This is why obedience is not the first command in the Christian life. Our first command is to believe. We must understand the grace of God that we have found in Christ Jesus and we must have grace to believe these truths. If we do, we would be liberated in our obedience to God. We would forgive others because we ourselves have been forgiven much. We would give because we have been given so much. We would walk in holiness because we know that this is pleasing to our God and Savior Jesus Christ. Our Christianity would be a response to grace and never a means to getting grace off God. Our lives will be filled with gratitude to God for all the mercies he has shown us. We would never feel deserving of anything; for he who has given us his Son, has essentially given us everything. It is like being full and never hungry again. It is drinking spiritual water that quenches all thirst (John 4:13-14).

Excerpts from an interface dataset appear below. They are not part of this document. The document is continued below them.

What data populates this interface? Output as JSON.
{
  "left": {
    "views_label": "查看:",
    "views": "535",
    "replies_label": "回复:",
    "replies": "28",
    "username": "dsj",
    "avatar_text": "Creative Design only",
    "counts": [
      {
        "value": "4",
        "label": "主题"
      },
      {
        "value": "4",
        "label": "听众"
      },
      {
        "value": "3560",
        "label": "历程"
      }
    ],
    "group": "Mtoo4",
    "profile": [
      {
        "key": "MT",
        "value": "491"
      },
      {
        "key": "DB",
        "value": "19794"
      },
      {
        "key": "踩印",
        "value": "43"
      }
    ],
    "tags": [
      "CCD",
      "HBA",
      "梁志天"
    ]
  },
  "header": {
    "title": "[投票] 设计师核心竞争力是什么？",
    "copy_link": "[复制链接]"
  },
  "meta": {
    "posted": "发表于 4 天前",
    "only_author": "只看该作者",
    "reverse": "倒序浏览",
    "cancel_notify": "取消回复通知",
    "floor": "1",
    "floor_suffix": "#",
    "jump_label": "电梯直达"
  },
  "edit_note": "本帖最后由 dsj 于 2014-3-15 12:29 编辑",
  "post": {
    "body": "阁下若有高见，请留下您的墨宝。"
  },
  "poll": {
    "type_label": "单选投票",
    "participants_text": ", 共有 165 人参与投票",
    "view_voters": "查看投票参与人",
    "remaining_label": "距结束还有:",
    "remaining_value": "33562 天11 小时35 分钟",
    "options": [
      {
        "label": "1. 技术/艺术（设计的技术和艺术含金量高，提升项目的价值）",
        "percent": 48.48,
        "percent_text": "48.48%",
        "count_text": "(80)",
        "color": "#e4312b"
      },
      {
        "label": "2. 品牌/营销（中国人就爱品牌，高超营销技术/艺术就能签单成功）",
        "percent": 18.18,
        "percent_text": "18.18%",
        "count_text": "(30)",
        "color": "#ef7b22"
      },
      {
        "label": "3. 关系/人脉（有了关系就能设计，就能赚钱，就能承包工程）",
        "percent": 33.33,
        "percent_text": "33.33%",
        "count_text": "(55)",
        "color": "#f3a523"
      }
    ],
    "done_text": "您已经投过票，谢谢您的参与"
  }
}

It is as our lifestyle is characterized by acceptable worship that we begin to appreciate worship in our churches. It is unfortunate that much of what is sung in churches today are these same pagan songs that come with a tag of Christianity on them – which are essentially designed to get things off God. True worship gives thanks to God for what he has done already. And because so much of modern worship songs are characterized by these pagan lyrics, some of us have had to resort to hymns from the 17th/18th century – where the gospel was taught and believed, and when God’s people sang to God in response to what he had done for them in Christ Jesus. Thankfully, more and more Christians today are recognizing the deficient worship songs of our day and endeavoring to produce Christian songs that are genuinely Christian at heart.
As we respond to all that God has given us in Christ Jesus through a lifestyle of worship and singing, we also look forward to the day when we would encounter eternal worship in heaven. The Christian hope is what it is because what we now see dimly as through a glass, we shall see clearly in heaven. Heaven would be a place of worship because even all of eternity will not be enough to say thank you to God for choosing us from the path of perdition and bringing us to his eternal kingdom. We would realize that we were saved not because we were better than those in hell but because he simply chose us to salvation. We would worship God for his manifold grace in Jesus Christ.
These discussions are very important because they go straight to the heart of whatever we may claim to believe. If God is only a means to getting food, drink, car, breakthroughs, or even going to heaven, the religion you are practicing is not Christianity. It is paganism. If, however, your religion is a response to the grace of God in Christ Jesus, you have discovered true life. God, again, is not a hard taskmaster. God will not require of us anything he has not given us. If God demands acceptable worship, it is because he has shown us through his word and through the revelation of these truths in our hearts that he is deserving of all our worship. Amen.